Algemeen Dagblad, 9 Oct 2013: 'Albert Heijn under fire for revamped bonus card'
“Albert Heijn's new bonus card, which will be issued to customers in two weeks' time, is already receiving strong criticism. Privacy advocacy organisations think AH is going too far with the card.
Customers can get offers specially tailored to them, but they have to give up personal data. For example, those with a cat would like to be notified when AH has an offer on cat food. Holders of the updated bonus card will receive their offers via email.
Customers must give explicit consent for the new card. They have to, because the supermarket giant was knocked back by the Dutch Data Protection Authority (CBP) last year. The plans violated the law. Now AH explicitly asks permission. Those who do not activate the card online will have an `ordinary' card.
Internet expert Brenno de Winter: "I wonder if people will still be as excited if every bottle of wine they buy is reported to their health insurer."
Albert Heijn claims it will not sell the data. Despite that promise, the Foundation Privacy First not at all happy with the card: "We think this is a form of unfair business practices," says Vincent Böhre of the foundation. "It amounts to getting extra discounts if you hand over your details. That is not acceptable.""

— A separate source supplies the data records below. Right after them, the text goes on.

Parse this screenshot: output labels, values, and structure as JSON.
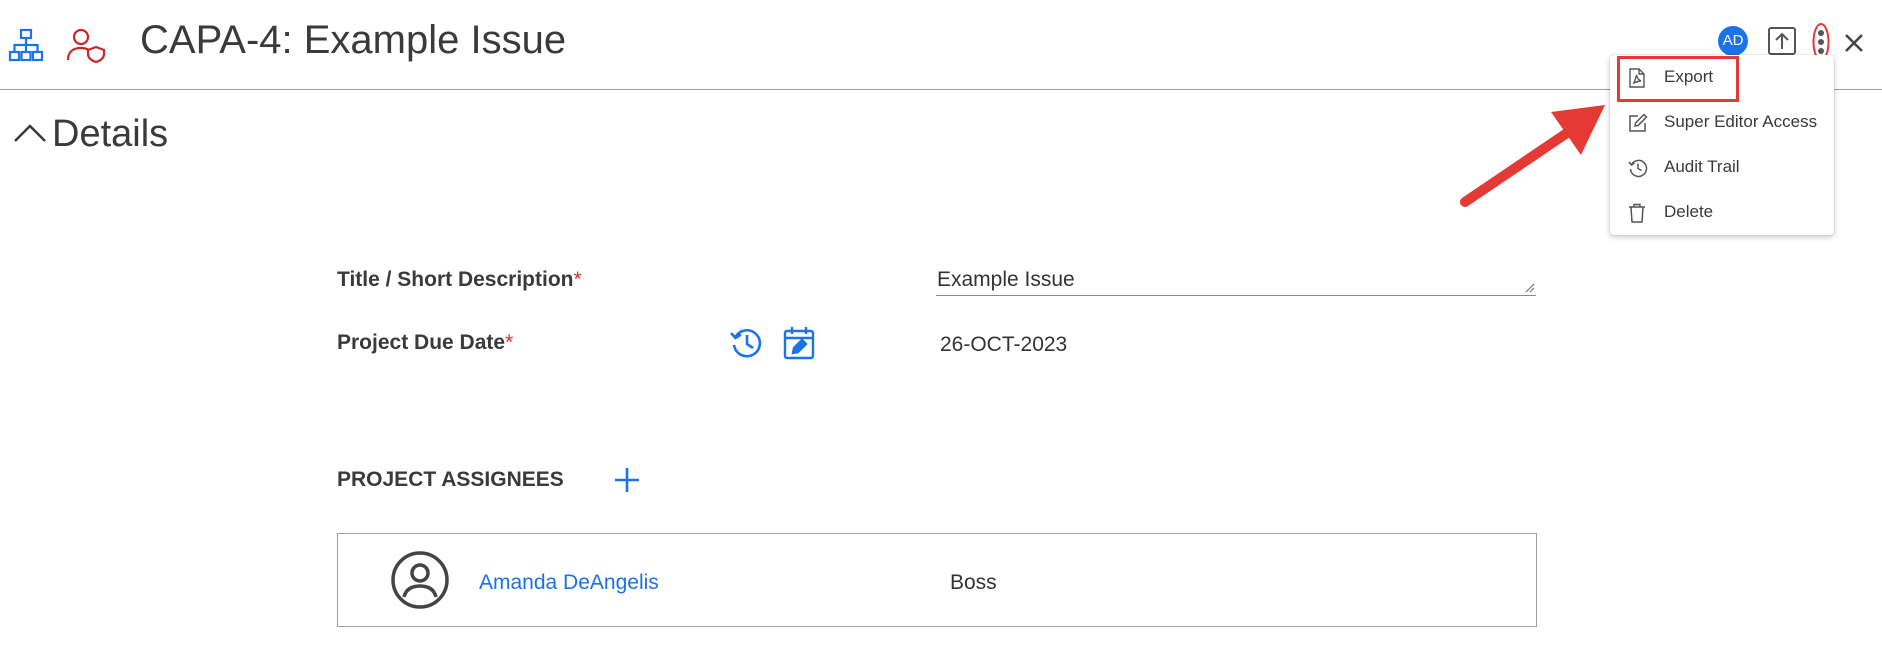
{
  "header": {
    "title": "CAPA-4: Example Issue",
    "avatar_initials": "AD",
    "icons": {
      "hierarchy": "hierarchy-icon",
      "user_shield": "user-shield-icon",
      "upload": "upload-icon",
      "more": "more-vertical-icon",
      "close": "close-icon"
    }
  },
  "section": {
    "title": "Details"
  },
  "form": {
    "title_label": "Title / Short Description",
    "title_value": "Example Issue",
    "due_date_label": "Project Due Date",
    "due_date_value": "26-OCT-2023",
    "required_mark": "*"
  },
  "assignees": {
    "heading": "PROJECT ASSIGNEES",
    "items": [
      {
        "name": "Amanda DeAngelis",
        "role": "Boss"
      }
    ]
  },
  "menu": {
    "items": [
      {
        "label": "Export",
        "icon": "pdf-file-icon"
      },
      {
        "label": "Super Editor Access",
        "icon": "edit-icon"
      },
      {
        "label": "Audit Trail",
        "icon": "history-icon"
      },
      {
        "label": "Delete",
        "icon": "trash-icon"
      }
    ]
  },
  "colors": {
    "brand_blue": "#1a73e8",
    "required_red": "#d32f2f",
    "annotation_red": "#e53935",
    "shield_red": "#c62828"
  }
}
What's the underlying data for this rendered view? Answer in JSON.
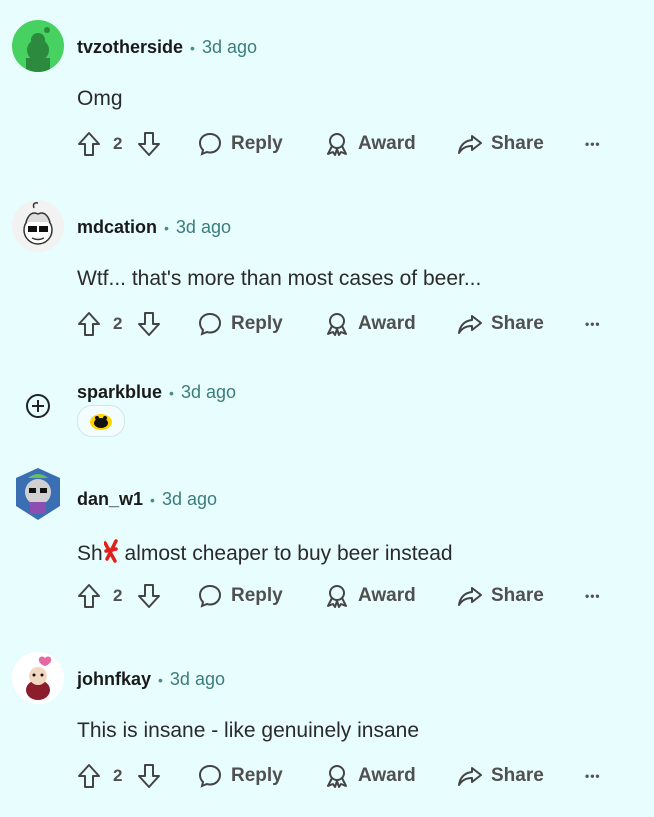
{
  "comments": [
    {
      "author": "tvzotherside",
      "time": "3d ago",
      "text": "Omg",
      "votes": "2"
    },
    {
      "author": "mdcation",
      "time": "3d ago",
      "text": "Wtf... that's more than most cases of beer...",
      "votes": "2"
    },
    {
      "author": "sparkblue",
      "time": "3d ago",
      "text": "",
      "votes": ""
    },
    {
      "author": "dan_w1",
      "time": "3d ago",
      "text_prefix": "Sh",
      "text_rest": "almost cheaper to buy beer instead",
      "votes": "2"
    },
    {
      "author": "johnfkay",
      "time": "3d ago",
      "text": "This is insane - like genuinely insane",
      "votes": "2"
    }
  ],
  "actions": {
    "reply": "Reply",
    "award": "Award",
    "share": "Share",
    "more": "•••"
  },
  "separator": "•",
  "colors": {
    "background": "#e8fdfd",
    "meta": "#3b7c7c",
    "avatar_green": "#46d160"
  }
}
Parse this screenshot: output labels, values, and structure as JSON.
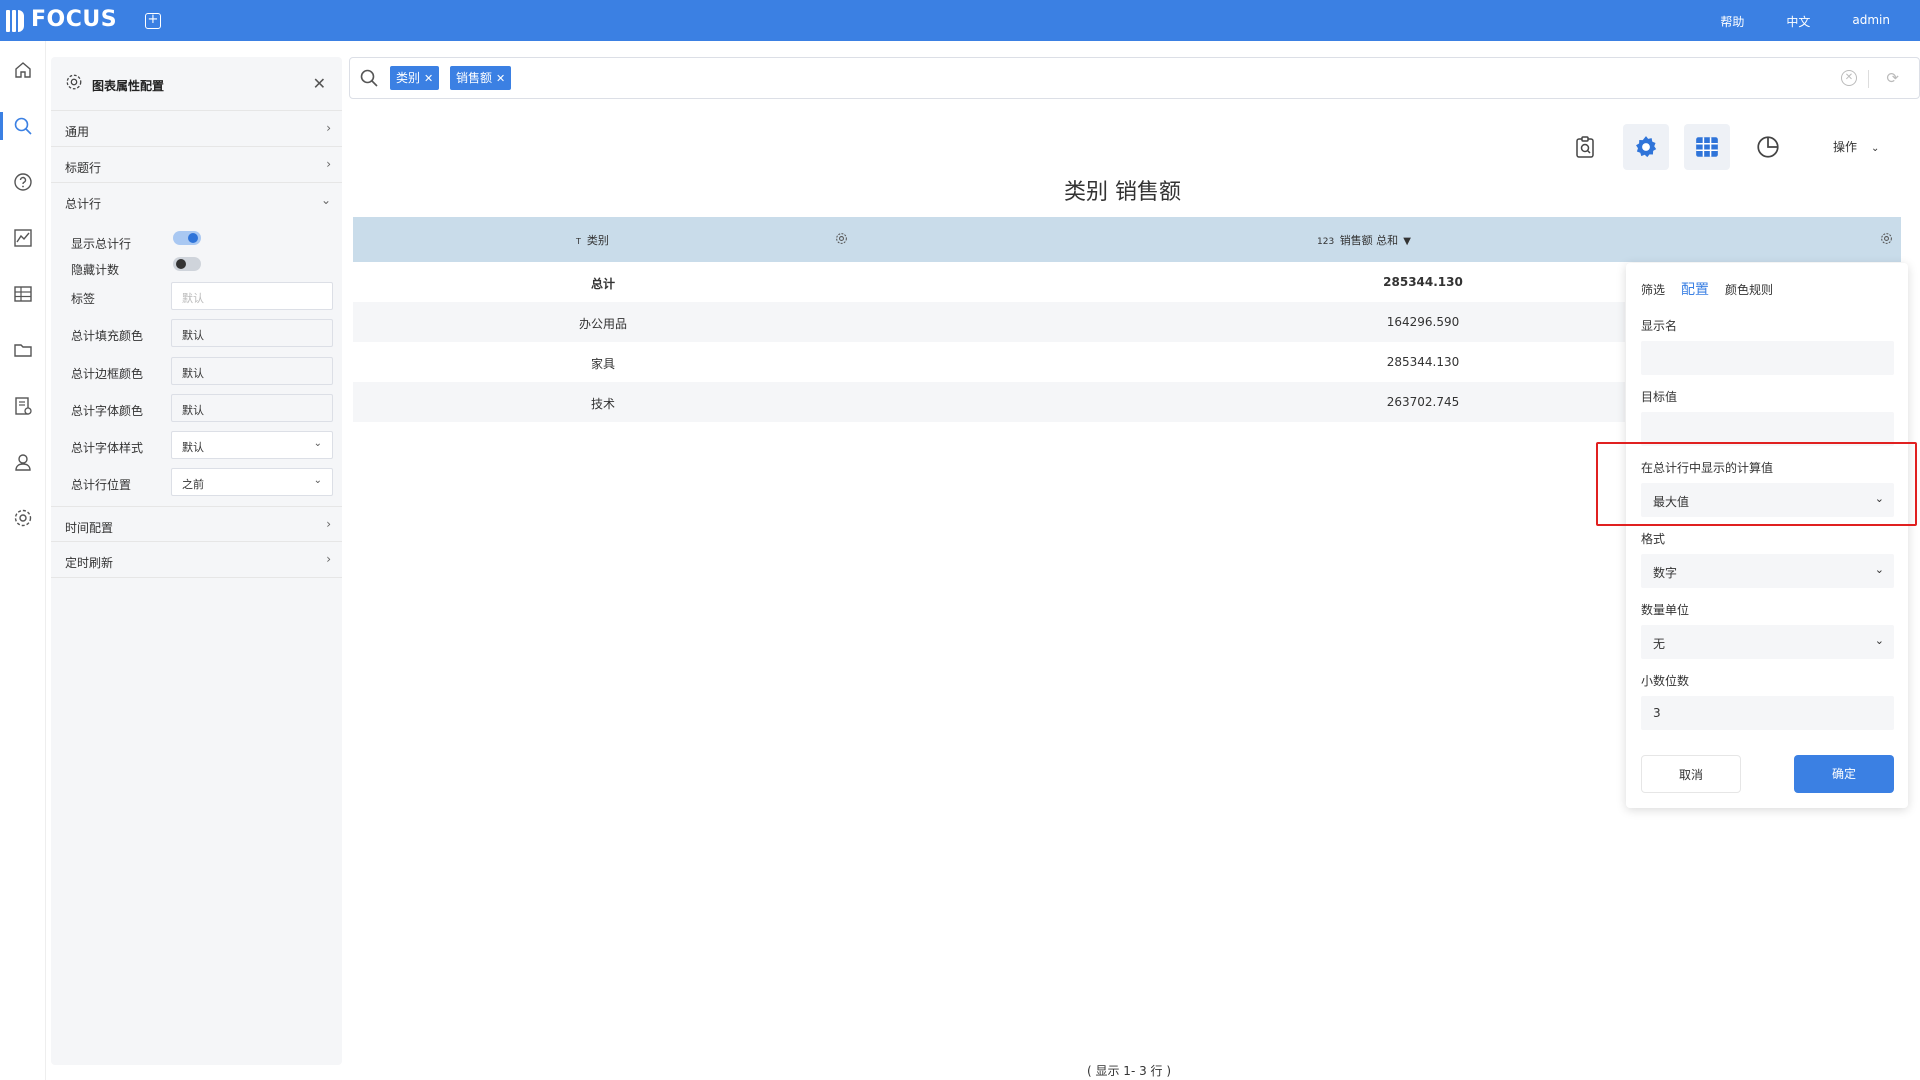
{
  "header": {
    "logo_text": "FOCUS",
    "links": [
      "帮助",
      "中文",
      "admin"
    ]
  },
  "rail": {
    "icons": [
      "home-icon",
      "search-icon",
      "help-icon",
      "chart-icon",
      "table-icon",
      "folder-icon",
      "report-icon",
      "user-icon",
      "settings-icon"
    ],
    "active_index": 1
  },
  "config_panel": {
    "title": "图表属性配置",
    "sections": {
      "general": "通用",
      "title_row": "标题行",
      "total_row": "总计行",
      "time_config": "时间配置",
      "timed_refresh": "定时刷新"
    },
    "total_row": {
      "show_total_label": "显示总计行",
      "show_total_on": true,
      "hide_count_label": "隐藏计数",
      "hide_count_on": false,
      "label_label": "标签",
      "label_placeholder": "默认",
      "fill_color_label": "总计填充颜色",
      "fill_color_value": "默认",
      "border_color_label": "总计边框颜色",
      "border_color_value": "默认",
      "font_color_label": "总计字体颜色",
      "font_color_value": "默认",
      "font_style_label": "总计字体样式",
      "font_style_value": "默认",
      "position_label": "总计行位置",
      "position_value": "之前"
    }
  },
  "search": {
    "chips": [
      "类别",
      "销售额"
    ]
  },
  "toolbar": {
    "operations_label": "操作"
  },
  "chart": {
    "title": "类别 销售额",
    "columns": {
      "category": "类别",
      "category_type": "T",
      "sales": "销售额 总和",
      "sales_type": "123"
    },
    "rows": [
      {
        "category": "总计",
        "sales": "285344.130"
      },
      {
        "category": "办公用品",
        "sales": "164296.590"
      },
      {
        "category": "家具",
        "sales": "285344.130"
      },
      {
        "category": "技术",
        "sales": "263702.745"
      }
    ],
    "footer": "( 显示 1- 3 行 )"
  },
  "popup": {
    "tabs": [
      "筛选",
      "配置",
      "颜色规则"
    ],
    "active_tab": "配置",
    "display_name_label": "显示名",
    "display_name_value": "",
    "target_label": "目标值",
    "target_value": "",
    "calc_label": "在总计行中显示的计算值",
    "calc_value": "最大值",
    "format_label": "格式",
    "format_value": "数字",
    "unit_label": "数量单位",
    "unit_value": "无",
    "decimals_label": "小数位数",
    "decimals_value": "3",
    "cancel_label": "取消",
    "ok_label": "确定"
  },
  "colors": {
    "brand": "#3b80e3",
    "header_row": "#c9dcea",
    "highlight": "#e02020"
  }
}
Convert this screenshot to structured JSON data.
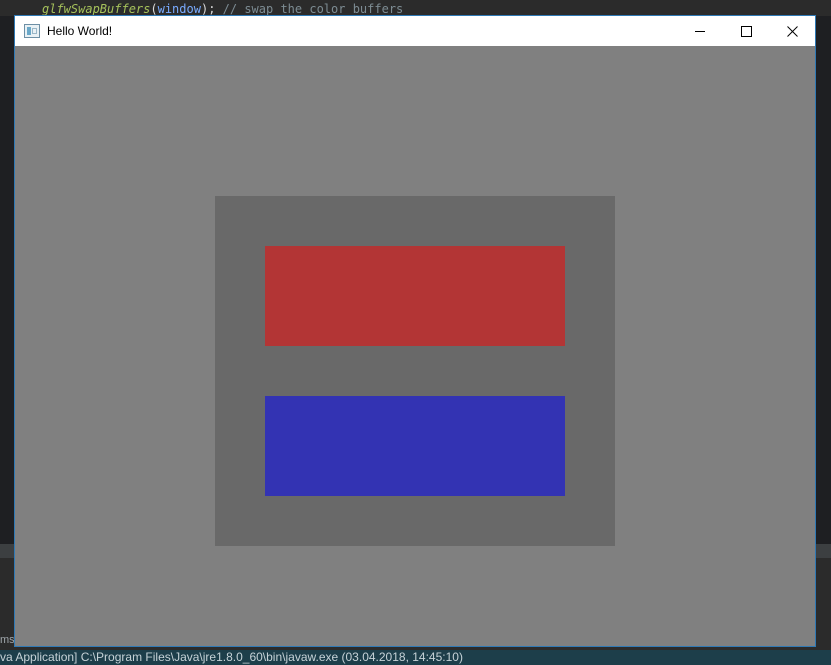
{
  "background_ide": {
    "code": {
      "fn": "glfwSwapBuffers",
      "open": "(",
      "arg": "window",
      "close": ");",
      "comment": "// swap the color buffers"
    },
    "console_tab_fragment": "ms",
    "console_launch_text": "va Application] C:\\Program Files\\Java\\jre1.8.0_60\\bin\\javaw.exe (03.04.2018, 14:45:10)"
  },
  "window": {
    "title": "Hello World!",
    "icon": "app-window-icon",
    "controls": [
      {
        "name": "minimize",
        "icon": "minimize-icon"
      },
      {
        "name": "maximize",
        "icon": "maximize-icon"
      },
      {
        "name": "close",
        "icon": "close-icon"
      }
    ]
  },
  "scene": {
    "clear_color": "#808080",
    "panel_color": "#696969",
    "shapes": [
      {
        "name": "red-rectangle",
        "color": "#b33535"
      },
      {
        "name": "blue-rectangle",
        "color": "#3333b3"
      }
    ]
  },
  "colors": {
    "window_border": "#2f79b5",
    "titlebar": "#ffffff"
  }
}
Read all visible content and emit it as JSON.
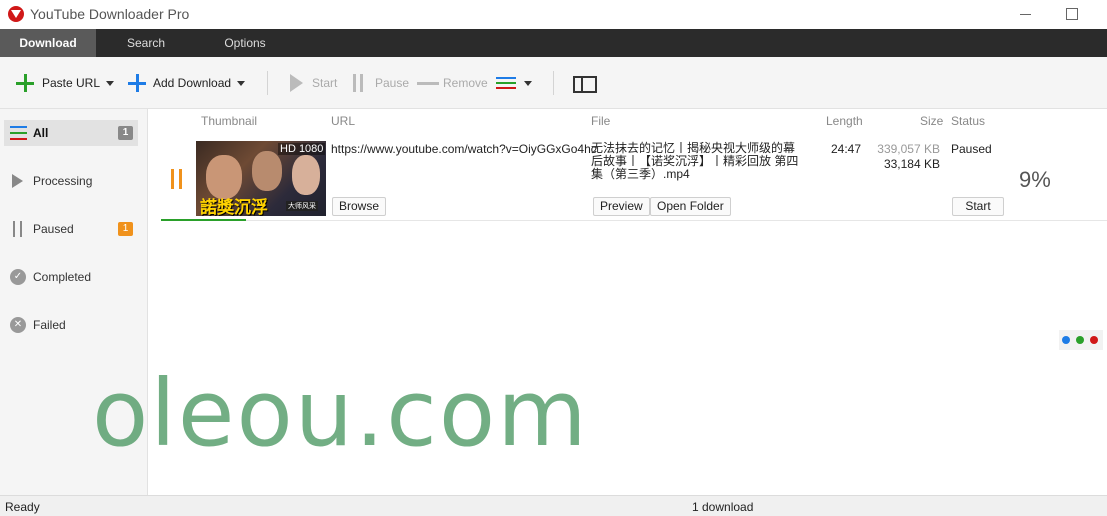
{
  "window": {
    "title": "YouTube Downloader Pro"
  },
  "tabs": [
    {
      "label": "Download",
      "active": true
    },
    {
      "label": "Search",
      "active": false
    },
    {
      "label": "Options",
      "active": false
    }
  ],
  "toolbar": {
    "paste_url": "Paste URL",
    "add_download": "Add Download",
    "start": "Start",
    "pause": "Pause",
    "remove": "Remove"
  },
  "sidebar": {
    "items": [
      {
        "label": "All",
        "badge": "1",
        "icon": "list-icon",
        "active": true
      },
      {
        "label": "Processing",
        "badge": "",
        "icon": "play-icon",
        "active": false
      },
      {
        "label": "Paused",
        "badge": "1",
        "icon": "pause-icon",
        "active": false
      },
      {
        "label": "Completed",
        "badge": "",
        "icon": "check-circle-icon",
        "active": false
      },
      {
        "label": "Failed",
        "badge": "",
        "icon": "x-circle-icon",
        "active": false
      }
    ]
  },
  "columns": {
    "thumbnail": "Thumbnail",
    "url": "URL",
    "file": "File",
    "length": "Length",
    "size": "Size",
    "status": "Status"
  },
  "downloads": [
    {
      "thumb_quality": "HD 1080",
      "thumb_caption": "諾獎沉浮",
      "thumb_sub": "大师风采",
      "url": "https://www.youtube.com/watch?v=OiyGGxGo4hc",
      "file": "无法抹去的记忆丨揭秘央视大师级的幕后故事丨【诺奖沉浮】丨精彩回放 第四集（第三季）.mp4",
      "length": "24:47",
      "size_total": "339,057 KB",
      "size_done": "33,184 KB",
      "status": "Paused",
      "percent": "9%",
      "progress": 0.09,
      "buttons": {
        "browse": "Browse",
        "preview": "Preview",
        "open_folder": "Open Folder",
        "start": "Start"
      }
    }
  ],
  "watermark": "oleou.com",
  "statusbar": {
    "ready": "Ready",
    "count": "1 download"
  },
  "colors": {
    "accent_green": "#2aa02a",
    "accent_blue": "#1e7ce6",
    "accent_orange": "#f0921c",
    "tab_bg": "#2b2b2b",
    "brand_red": "#d01818"
  }
}
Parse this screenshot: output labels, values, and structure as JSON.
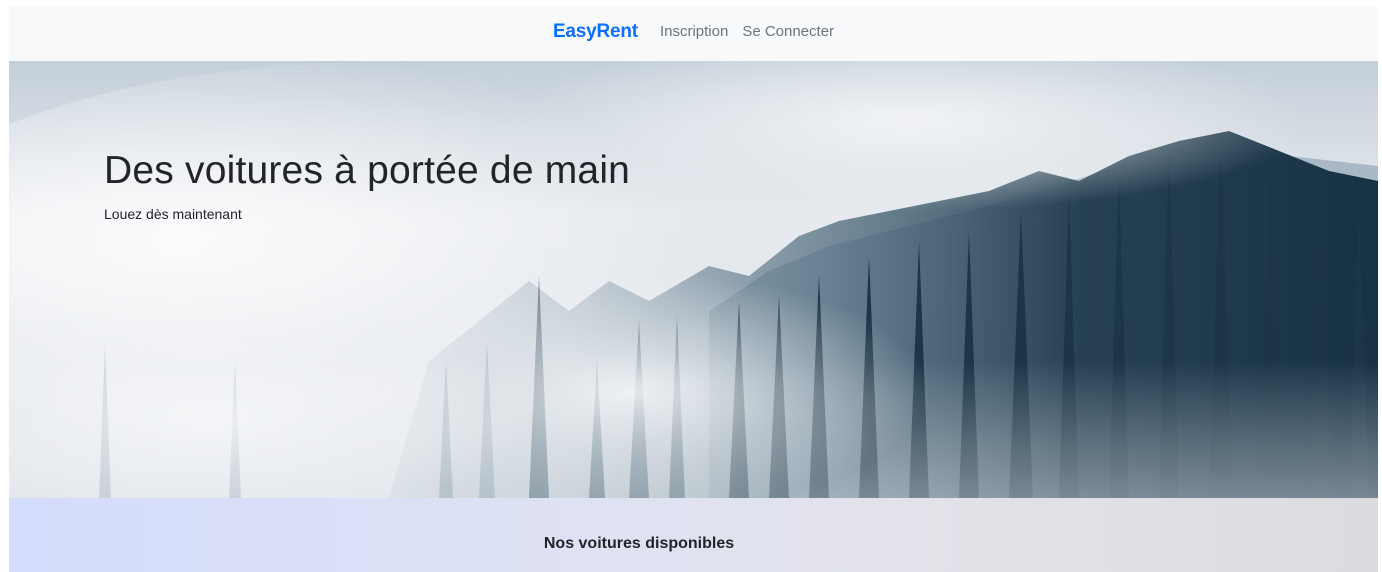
{
  "navbar": {
    "brand": "EasyRent",
    "links": [
      "Inscription",
      "Se Connecter"
    ]
  },
  "hero": {
    "title": "Des voitures à portée de main",
    "subtitle": "Louez dès maintenant",
    "image": "misty-pine-forest"
  },
  "section": {
    "title": "Nos voitures disponibles"
  },
  "colors": {
    "brand": "#0d6efd",
    "nav_link": "#6c757d",
    "navbar_bg": "#f8f9fa",
    "text": "#212529"
  }
}
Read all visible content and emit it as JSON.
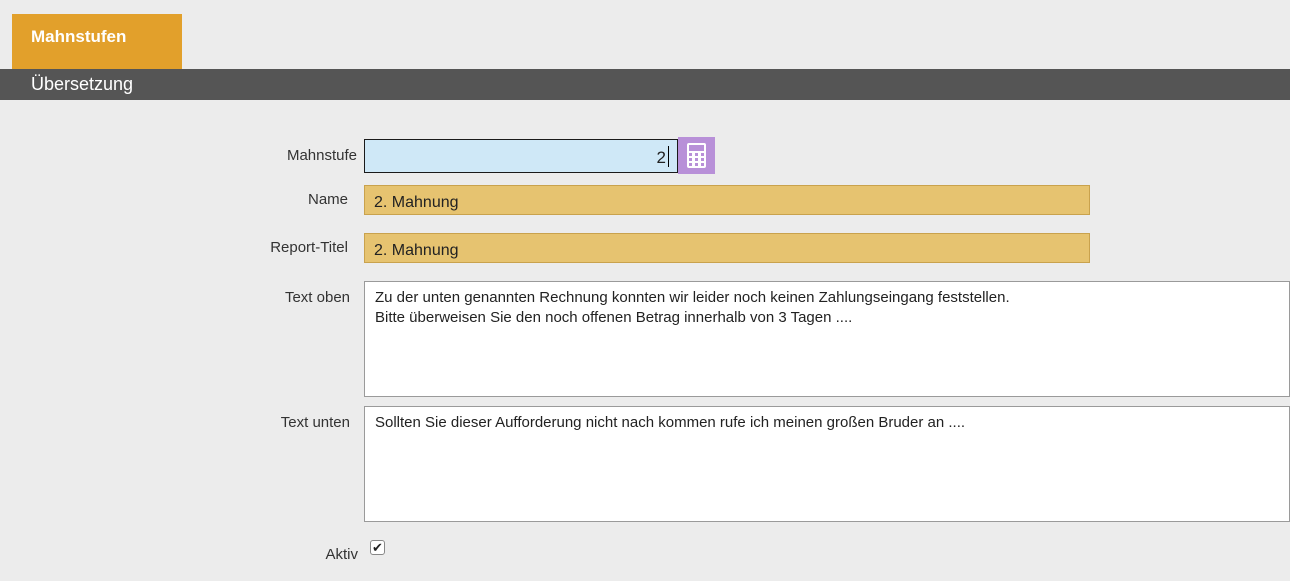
{
  "tabs": {
    "active_label": "Mahnstufen"
  },
  "section": {
    "title": "Übersetzung"
  },
  "form": {
    "mahnstufe": {
      "label": "Mahnstufe",
      "value": "2",
      "icon": "calculator-icon"
    },
    "name": {
      "label": "Name",
      "value": "2. Mahnung"
    },
    "report_titel": {
      "label": "Report-Titel",
      "value": "2. Mahnung"
    },
    "text_oben": {
      "label": "Text oben",
      "value": "Zu der unten genannten Rechnung konnten wir leider noch keinen Zahlungseingang feststellen.\nBitte überweisen Sie den noch offenen Betrag innerhalb von 3 Tagen ...."
    },
    "text_unten": {
      "label": "Text unten",
      "value": "Sollten Sie dieser Aufforderung nicht nach kommen rufe ich meinen großen Bruder an ...."
    },
    "aktiv": {
      "label": "Aktiv",
      "checked": true
    }
  },
  "colors": {
    "tab_active": "#e2a02b",
    "section_bar": "#555555",
    "number_field": "#cfe8f7",
    "required_field": "#e6c370",
    "calculator_button": "#b890d8"
  }
}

Source: Algemeen Dagblad, AD/De Dordtenaar, AD/Green Heart, AD/Rotterdams Dagblad, AD/Haagsche Courant, AD/Utrechts Nieuwsblad, AD/Amersfoortse Courant & AD/Rivierenland, 9 October 2013. Also online at http://www.ad.nl/ad/nl/5597/Economie/article/detail/3524016/2013/10/09/Kritiek-op-Albert-Heijn-om-vernieuwde-bonuskaart.dhtml.